Statins are prescription drugs that reduce the production of cholesterol by the liver. The most popular statins are:
We understand that there is negative public sentiment about taking statins to achieve lipid lowering goals. The most common worries are that this medication is toxic to the liver and that it damages muscles.
In our understanding of the credible research, these concerns are overblown. The literature in the field tells us that the risk of serious side effects to the liver, muscles, or kidneys with this class of drug is minimal in low doses.
Therefore, in our practice we spend a lot of time trying to convince patients that a very small dose of this medication may be necessary if we are unable to achieve our goals through supplements, diet, weight loss, and exercise.
When it is indicated, we will prescribe statins along with a comprehensive approach to reducing elevated cholesterol. This comprehensive approach puts an emphasis on improvements in lifestyle and nutrition. As always, patient safety is our Number One concern.
Statins block the enzyme in the liver that is responsible for making cholesterol. While every cell in the body needs cholesterol in order to function normally, too much cholesterol in the bloodstream can contribute to the buildup of cholesterol-containing plaque within the arteries. This condition is called atherosclerosis.
As plaque accumulates on the artery walls over time, it can reduce or even block the flow of blood to the tissues that the arteries supply. If plaque narrows an artery significantly, or if it ruptures and forms a blood clot that obstructs blood flow, a vascular event such as heart attack or stroke can occur.
If the heart doesn’t get enough blood from the arteries that supply it, the result is angina (chest pain) or a heart attack. If the brain doesn’t get enough blood, the result is a stroke. If the legs don’t get enough blood, the result is intermittent claudication (pain in the legs while walking).
By reducing cholesterol production, statins can slow the formation of new plaque and occasionally even reduce the amount of plaque that already exists. Statins may also stabilize plaque so that it is less apt to rupture and form clots, but the mechanisms of this are not fully understood.
Statins also reduce inflammation. It is now believed that inflammation in the artery walls may be an important contributor to atherosclerosis.
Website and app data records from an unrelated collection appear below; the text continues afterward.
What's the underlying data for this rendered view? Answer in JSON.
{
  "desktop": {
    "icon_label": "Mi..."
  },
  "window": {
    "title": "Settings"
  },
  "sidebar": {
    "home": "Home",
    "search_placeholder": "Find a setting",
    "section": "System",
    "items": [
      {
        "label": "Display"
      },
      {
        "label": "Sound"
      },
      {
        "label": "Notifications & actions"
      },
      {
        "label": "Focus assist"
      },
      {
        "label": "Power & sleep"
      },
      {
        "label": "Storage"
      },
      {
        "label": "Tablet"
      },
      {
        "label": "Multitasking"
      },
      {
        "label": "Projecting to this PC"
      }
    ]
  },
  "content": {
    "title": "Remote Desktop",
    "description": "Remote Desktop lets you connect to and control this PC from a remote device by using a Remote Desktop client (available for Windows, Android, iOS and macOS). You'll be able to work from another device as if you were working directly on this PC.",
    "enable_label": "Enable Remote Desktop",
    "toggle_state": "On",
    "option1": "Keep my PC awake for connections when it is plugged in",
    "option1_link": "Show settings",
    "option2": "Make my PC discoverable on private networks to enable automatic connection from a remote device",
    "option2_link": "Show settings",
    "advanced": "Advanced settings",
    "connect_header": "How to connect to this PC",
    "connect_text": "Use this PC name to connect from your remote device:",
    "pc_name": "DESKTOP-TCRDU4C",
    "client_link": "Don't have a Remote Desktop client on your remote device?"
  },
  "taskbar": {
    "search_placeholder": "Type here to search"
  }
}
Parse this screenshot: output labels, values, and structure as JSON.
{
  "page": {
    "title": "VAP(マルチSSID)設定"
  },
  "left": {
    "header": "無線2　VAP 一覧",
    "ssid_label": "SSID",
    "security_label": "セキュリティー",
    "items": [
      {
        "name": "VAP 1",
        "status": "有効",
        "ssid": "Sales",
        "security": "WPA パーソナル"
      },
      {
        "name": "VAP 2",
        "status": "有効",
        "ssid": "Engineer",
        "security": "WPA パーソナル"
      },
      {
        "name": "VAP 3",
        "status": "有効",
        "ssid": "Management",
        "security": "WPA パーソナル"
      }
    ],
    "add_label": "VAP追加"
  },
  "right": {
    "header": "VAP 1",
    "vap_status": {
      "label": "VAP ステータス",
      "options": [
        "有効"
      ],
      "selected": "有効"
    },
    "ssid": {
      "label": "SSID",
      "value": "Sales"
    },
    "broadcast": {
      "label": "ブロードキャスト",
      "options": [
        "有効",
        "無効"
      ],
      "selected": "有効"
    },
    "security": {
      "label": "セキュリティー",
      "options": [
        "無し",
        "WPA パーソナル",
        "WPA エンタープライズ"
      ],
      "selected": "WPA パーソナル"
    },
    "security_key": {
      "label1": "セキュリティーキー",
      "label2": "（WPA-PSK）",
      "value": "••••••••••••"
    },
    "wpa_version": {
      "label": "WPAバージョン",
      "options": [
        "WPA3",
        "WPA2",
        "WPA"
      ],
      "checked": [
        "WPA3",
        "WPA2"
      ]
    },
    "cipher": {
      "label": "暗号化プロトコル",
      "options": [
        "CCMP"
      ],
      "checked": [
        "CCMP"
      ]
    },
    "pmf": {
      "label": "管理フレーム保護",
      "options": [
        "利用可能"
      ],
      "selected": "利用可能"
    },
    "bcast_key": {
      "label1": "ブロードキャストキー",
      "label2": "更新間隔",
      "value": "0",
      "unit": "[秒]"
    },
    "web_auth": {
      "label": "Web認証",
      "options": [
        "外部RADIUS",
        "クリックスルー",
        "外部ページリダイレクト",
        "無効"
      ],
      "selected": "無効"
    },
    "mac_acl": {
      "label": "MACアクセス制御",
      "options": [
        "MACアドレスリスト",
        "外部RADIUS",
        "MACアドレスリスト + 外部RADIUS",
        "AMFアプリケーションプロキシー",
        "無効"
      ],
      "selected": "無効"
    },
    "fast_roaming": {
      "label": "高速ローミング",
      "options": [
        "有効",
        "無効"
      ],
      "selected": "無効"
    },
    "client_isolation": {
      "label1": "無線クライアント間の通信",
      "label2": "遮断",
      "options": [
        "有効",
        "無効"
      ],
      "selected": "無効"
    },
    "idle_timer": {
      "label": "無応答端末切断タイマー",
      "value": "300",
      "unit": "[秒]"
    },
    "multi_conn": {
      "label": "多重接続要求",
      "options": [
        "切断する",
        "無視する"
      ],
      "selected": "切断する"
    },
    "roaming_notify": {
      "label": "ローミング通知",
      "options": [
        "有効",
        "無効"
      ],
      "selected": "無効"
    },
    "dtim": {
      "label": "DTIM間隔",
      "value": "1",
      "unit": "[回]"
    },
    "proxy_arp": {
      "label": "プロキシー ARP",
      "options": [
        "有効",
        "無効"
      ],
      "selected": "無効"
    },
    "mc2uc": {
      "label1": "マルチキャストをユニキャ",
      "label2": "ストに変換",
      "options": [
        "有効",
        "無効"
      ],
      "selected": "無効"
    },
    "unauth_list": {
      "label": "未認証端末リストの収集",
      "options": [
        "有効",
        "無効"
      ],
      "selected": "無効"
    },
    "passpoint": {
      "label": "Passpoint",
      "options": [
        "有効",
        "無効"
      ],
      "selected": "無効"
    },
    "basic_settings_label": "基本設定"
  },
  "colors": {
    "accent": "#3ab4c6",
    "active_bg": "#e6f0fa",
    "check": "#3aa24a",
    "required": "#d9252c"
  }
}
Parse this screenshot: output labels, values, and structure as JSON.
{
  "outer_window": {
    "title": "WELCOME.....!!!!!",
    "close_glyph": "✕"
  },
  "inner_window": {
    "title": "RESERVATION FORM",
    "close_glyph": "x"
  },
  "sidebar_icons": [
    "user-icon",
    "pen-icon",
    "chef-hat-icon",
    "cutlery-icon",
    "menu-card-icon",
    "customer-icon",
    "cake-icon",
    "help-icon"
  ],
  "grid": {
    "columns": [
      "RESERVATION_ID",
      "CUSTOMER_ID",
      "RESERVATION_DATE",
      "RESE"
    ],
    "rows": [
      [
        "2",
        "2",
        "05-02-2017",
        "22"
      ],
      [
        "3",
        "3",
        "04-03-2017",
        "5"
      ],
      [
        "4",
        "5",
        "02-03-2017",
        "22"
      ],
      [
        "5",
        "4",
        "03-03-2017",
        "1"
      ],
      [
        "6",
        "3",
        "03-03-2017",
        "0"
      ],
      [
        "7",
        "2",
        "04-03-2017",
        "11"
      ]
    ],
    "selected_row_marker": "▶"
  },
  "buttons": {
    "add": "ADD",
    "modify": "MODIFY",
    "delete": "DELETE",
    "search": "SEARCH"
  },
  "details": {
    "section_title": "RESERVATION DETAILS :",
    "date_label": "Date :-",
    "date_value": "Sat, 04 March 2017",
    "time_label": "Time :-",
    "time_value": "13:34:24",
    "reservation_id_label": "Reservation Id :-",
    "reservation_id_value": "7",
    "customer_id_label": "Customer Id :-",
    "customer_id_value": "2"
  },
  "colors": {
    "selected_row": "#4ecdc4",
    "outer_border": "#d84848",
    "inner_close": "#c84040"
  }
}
Thus we find that statins are our friend when used in low doses and where specifically indicated. We determine that need by doing advanced lipid testing. The low doses can work when used with specific supplements and lifestyle modification.